● **Activity**: Search the records below for the word "xlabel". Pull out each line that has it.
━━━ Listed records ━━━
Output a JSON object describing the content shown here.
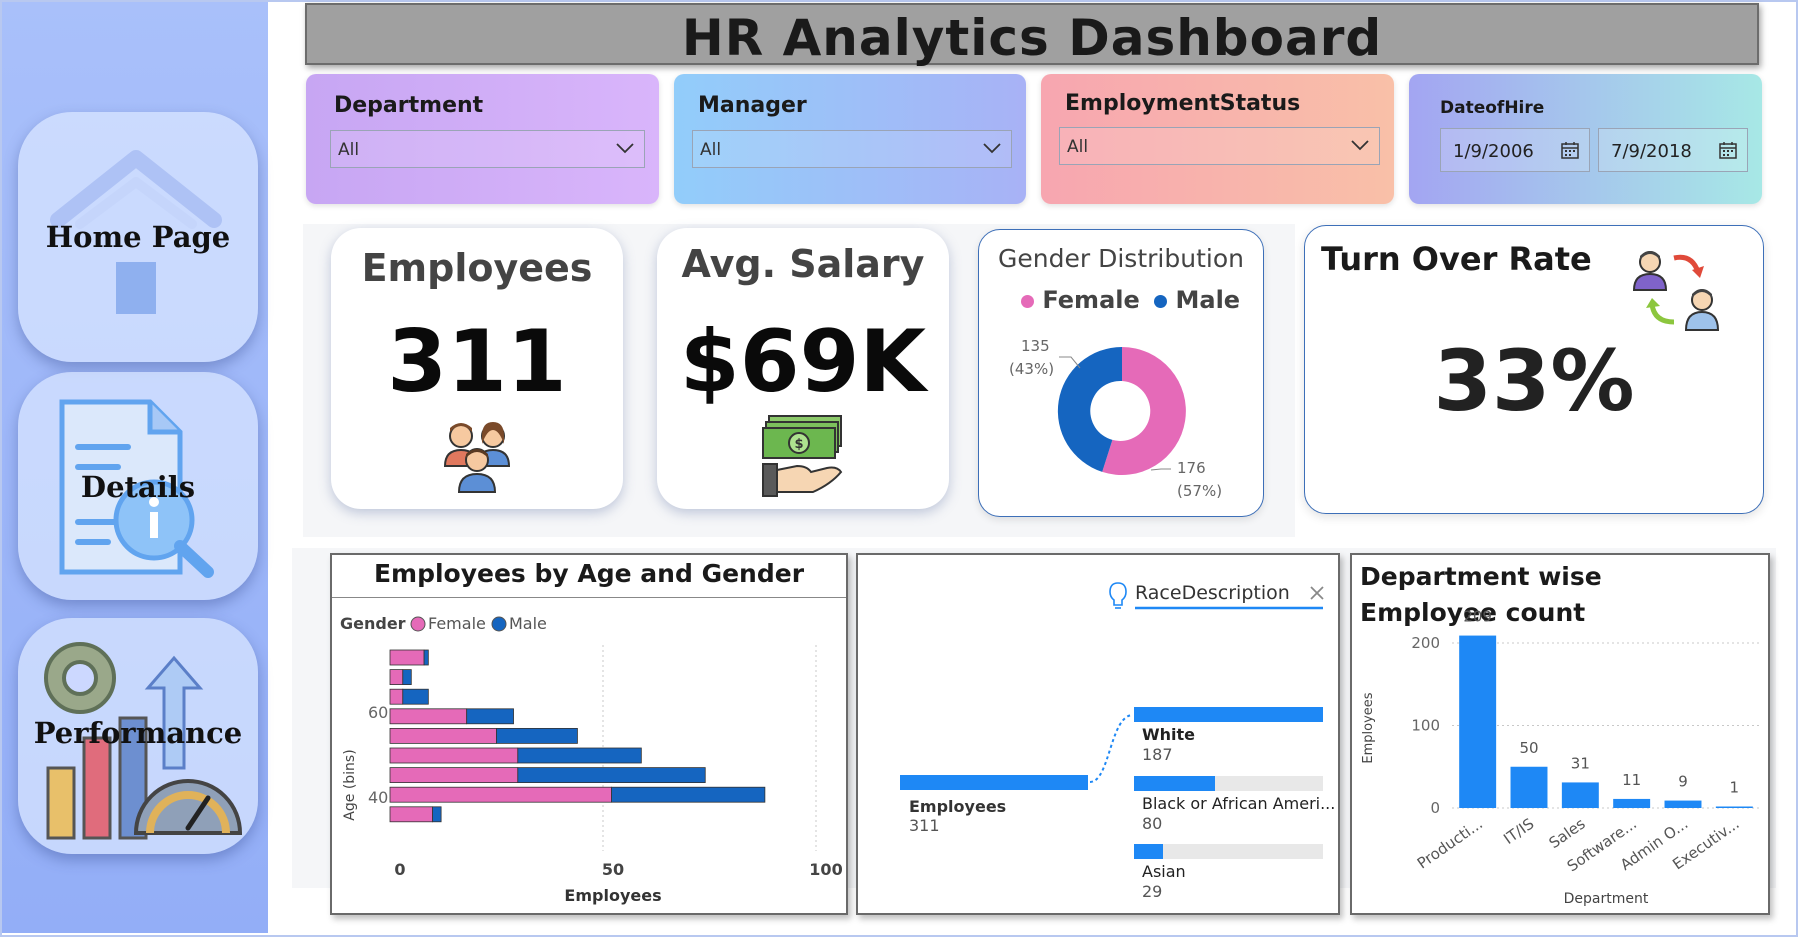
{
  "sidebar": {
    "items": [
      {
        "label": "Home Page",
        "icon": "house-icon"
      },
      {
        "label": "Details",
        "icon": "document-search-icon"
      },
      {
        "label": "Performance",
        "icon": "performance-icon"
      }
    ]
  },
  "header": {
    "title": "HR Analytics Dashboard"
  },
  "filters": {
    "department": {
      "label": "Department",
      "value": "All"
    },
    "manager": {
      "label": "Manager",
      "value": "All"
    },
    "employment_status": {
      "label": "EmploymentStatus",
      "value": "All"
    },
    "date_of_hire": {
      "label": "DateofHire",
      "start": "1/9/2006",
      "end": "7/9/2018"
    }
  },
  "kpis": {
    "employees": {
      "label": "Employees",
      "value": "311",
      "icon": "people-group-icon"
    },
    "avg_salary": {
      "label": "Avg. Salary",
      "value": "$69K",
      "icon": "money-hand-icon"
    },
    "turnover": {
      "label": "Turn Over Rate",
      "value": "33%",
      "icon": "employee-exchange-icon"
    }
  },
  "colors": {
    "female": "#e56ab8",
    "male": "#1565c0",
    "bar": "#1e88f5",
    "track": "#e8e8e8"
  },
  "gender_chart": {
    "title": "Gender Distribution",
    "legend": [
      "Female",
      "Male"
    ],
    "female_count": "176",
    "female_pct": "(57%)",
    "male_count": "135",
    "male_pct": "(43%)"
  },
  "decomp": {
    "field_label": "RaceDescription",
    "root_label": "Employees",
    "root_value": "311",
    "nodes": [
      {
        "label": "White",
        "value": "187"
      },
      {
        "label": "Black or African Ameri...",
        "value": "80"
      },
      {
        "label": "Asian",
        "value": "29"
      }
    ]
  },
  "chart_data": [
    {
      "type": "bar",
      "orientation": "horizontal-stacked",
      "title": "Employees by Age and Gender",
      "legend_title": "Gender",
      "legend": [
        "Female",
        "Male"
      ],
      "xlabel": "Employees",
      "ylabel": "Age (bins)",
      "xlim": [
        0,
        100
      ],
      "x_ticks": [
        "0",
        "50",
        "100"
      ],
      "y_ticks": [
        "60",
        "40"
      ],
      "series": [
        {
          "name": "Female",
          "values": [
            8,
            3,
            3,
            18,
            25,
            30,
            30,
            52,
            10
          ]
        },
        {
          "name": "Male",
          "values": [
            1,
            2,
            6,
            11,
            19,
            29,
            44,
            36,
            2
          ]
        }
      ],
      "grid": true
    },
    {
      "type": "bar",
      "title": "Department wise Employee count",
      "categories": [
        "Producti...",
        "IT/IS",
        "Sales",
        "Software...",
        "Admin O...",
        "Executiv..."
      ],
      "values": [
        209,
        50,
        31,
        11,
        9,
        1
      ],
      "xlabel": "Department",
      "ylabel": "Employees",
      "ylim": [
        0,
        240
      ],
      "y_ticks": [
        "0",
        "100",
        "200"
      ],
      "grid": true
    }
  ]
}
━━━
● **Result**:
      "xlabel": "Employees",
      "xlabel": "Department",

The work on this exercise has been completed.